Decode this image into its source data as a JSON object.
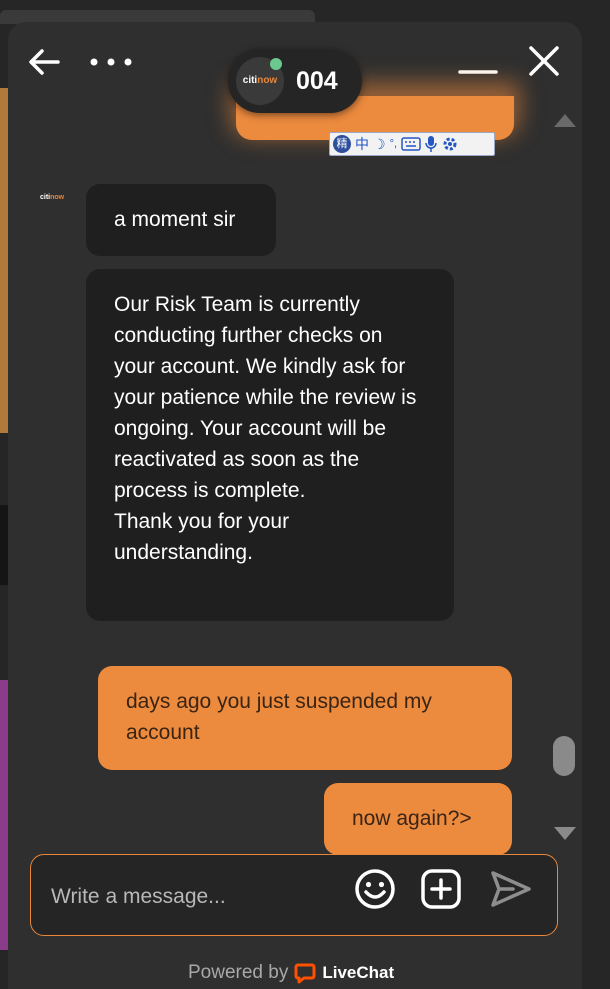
{
  "header": {
    "agent_name": "004",
    "agent_logo_text": "citi",
    "agent_logo_accent": "now",
    "agent_status": "online"
  },
  "ime_toolbar": {
    "logo": "精",
    "lang": "中",
    "moon": "☽",
    "punct": "°,"
  },
  "messages": [
    {
      "from": "agent",
      "text": "a moment sir"
    },
    {
      "from": "agent",
      "text": "Our Risk Team is currently conducting further checks on your account. We kindly ask for your patience while the review is ongoing. Your account will be reactivated as soon as the process is complete.\nThank you for your understanding."
    },
    {
      "from": "visitor",
      "text": "days ago you just suspended my account"
    },
    {
      "from": "visitor",
      "text": "now again?>"
    }
  ],
  "composer": {
    "placeholder": "Write a message..."
  },
  "footer": {
    "powered_by": "Powered by",
    "brand": "LiveChat"
  },
  "colors": {
    "accent": "#ec8a3e",
    "online": "#6cc98e",
    "agent_bubble": "#1f1f1f",
    "panel": "#2f2f2f"
  }
}
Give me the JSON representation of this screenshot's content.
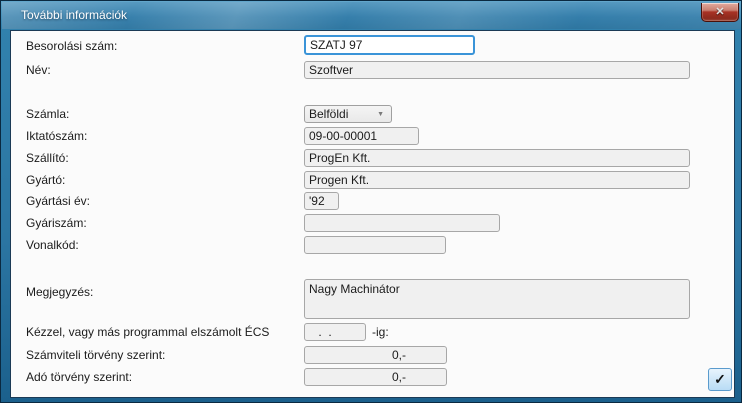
{
  "window": {
    "title": "További információk"
  },
  "icons": {
    "close": "✕",
    "dropdown_arrow": "▼",
    "confirm_check": "✓"
  },
  "form": {
    "besorolasi_szam": {
      "label": "Besorolási szám:",
      "value": "SZATJ 97"
    },
    "nev": {
      "label": "Név:",
      "value": "Szoftver"
    },
    "szamla": {
      "label": "Számla:",
      "value": "Belföldi"
    },
    "iktatoszam": {
      "label": "Iktatószám:",
      "value": "09-00-00001"
    },
    "szallito": {
      "label": "Szállító:",
      "value": "ProgEn Kft."
    },
    "gyarto": {
      "label": "Gyártó:",
      "value": "Progen Kft."
    },
    "gyartasi_ev": {
      "label": "Gyártási év:",
      "value": "'92"
    },
    "gyariszam": {
      "label": "Gyáriszám:",
      "value": ""
    },
    "vonalkod": {
      "label": "Vonalkód:",
      "value": ""
    },
    "megjegyzes": {
      "label": "Megjegyzés:",
      "value": "Nagy Machinátor"
    },
    "ecs": {
      "label": "Kézzel, vagy más programmal elszámolt ÉCS",
      "value": " .  . ",
      "suffix": "-ig:"
    },
    "szamviteli": {
      "label": "Számviteli törvény szerint:",
      "value": "0,-"
    },
    "ado": {
      "label": "Adó törvény szerint:",
      "value": "0,-"
    }
  },
  "colors": {
    "titlebar_blue": "#2e7ba9",
    "close_red": "#a83225",
    "focus_border": "#3a94d8",
    "input_bg": "#f0f0f0",
    "confirm_bg": "#cfe7f8",
    "confirm_border": "#5a9bcd"
  }
}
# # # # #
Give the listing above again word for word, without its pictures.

Decode this image into its source data as a JSON object.
{
  "header": {
    "agent_name": "004",
    "agent_logo_text": "citi",
    "agent_logo_accent": "now",
    "agent_status": "online"
  },
  "ime_toolbar": {
    "logo": "精",
    "lang": "中",
    "moon": "☽",
    "punct": "°,"
  },
  "messages": [
    {
      "from": "agent",
      "text": "a moment sir"
    },
    {
      "from": "agent",
      "text": "Our Risk Team is currently conducting further checks on your account. We kindly ask for your patience while the review is ongoing. Your account will be reactivated as soon as the process is complete.\nThank you for your understanding."
    },
    {
      "from": "visitor",
      "text": "days ago you just suspended my account"
    },
    {
      "from": "visitor",
      "text": "now again?>"
    }
  ],
  "composer": {
    "placeholder": "Write a message..."
  },
  "footer": {
    "powered_by": "Powered by",
    "brand": "LiveChat"
  },
  "colors": {
    "accent": "#ec8a3e",
    "online": "#6cc98e",
    "agent_bubble": "#1f1f1f",
    "panel": "#2f2f2f"
  }
}
Give me the JSON representation of this screenshot's content.
{
  "window": {
    "title": "További információk"
  },
  "icons": {
    "close": "✕",
    "dropdown_arrow": "▼",
    "confirm_check": "✓"
  },
  "form": {
    "besorolasi_szam": {
      "label": "Besorolási szám:",
      "value": "SZATJ 97"
    },
    "nev": {
      "label": "Név:",
      "value": "Szoftver"
    },
    "szamla": {
      "label": "Számla:",
      "value": "Belföldi"
    },
    "iktatoszam": {
      "label": "Iktatószám:",
      "value": "09-00-00001"
    },
    "szallito": {
      "label": "Szállító:",
      "value": "ProgEn Kft."
    },
    "gyarto": {
      "label": "Gyártó:",
      "value": "Progen Kft."
    },
    "gyartasi_ev": {
      "label": "Gyártási év:",
      "value": "'92"
    },
    "gyariszam": {
      "label": "Gyáriszám:",
      "value": ""
    },
    "vonalkod": {
      "label": "Vonalkód:",
      "value": ""
    },
    "megjegyzes": {
      "label": "Megjegyzés:",
      "value": "Nagy Machinátor"
    },
    "ecs": {
      "label": "Kézzel, vagy más programmal elszámolt ÉCS",
      "value": " .  . ",
      "suffix": "-ig:"
    },
    "szamviteli": {
      "label": "Számviteli törvény szerint:",
      "value": "0,-"
    },
    "ado": {
      "label": "Adó törvény szerint:",
      "value": "0,-"
    }
  },
  "colors": {
    "titlebar_blue": "#2e7ba9",
    "close_red": "#a83225",
    "focus_border": "#3a94d8",
    "input_bg": "#f0f0f0",
    "confirm_bg": "#cfe7f8",
    "confirm_border": "#5a9bcd"
  }
}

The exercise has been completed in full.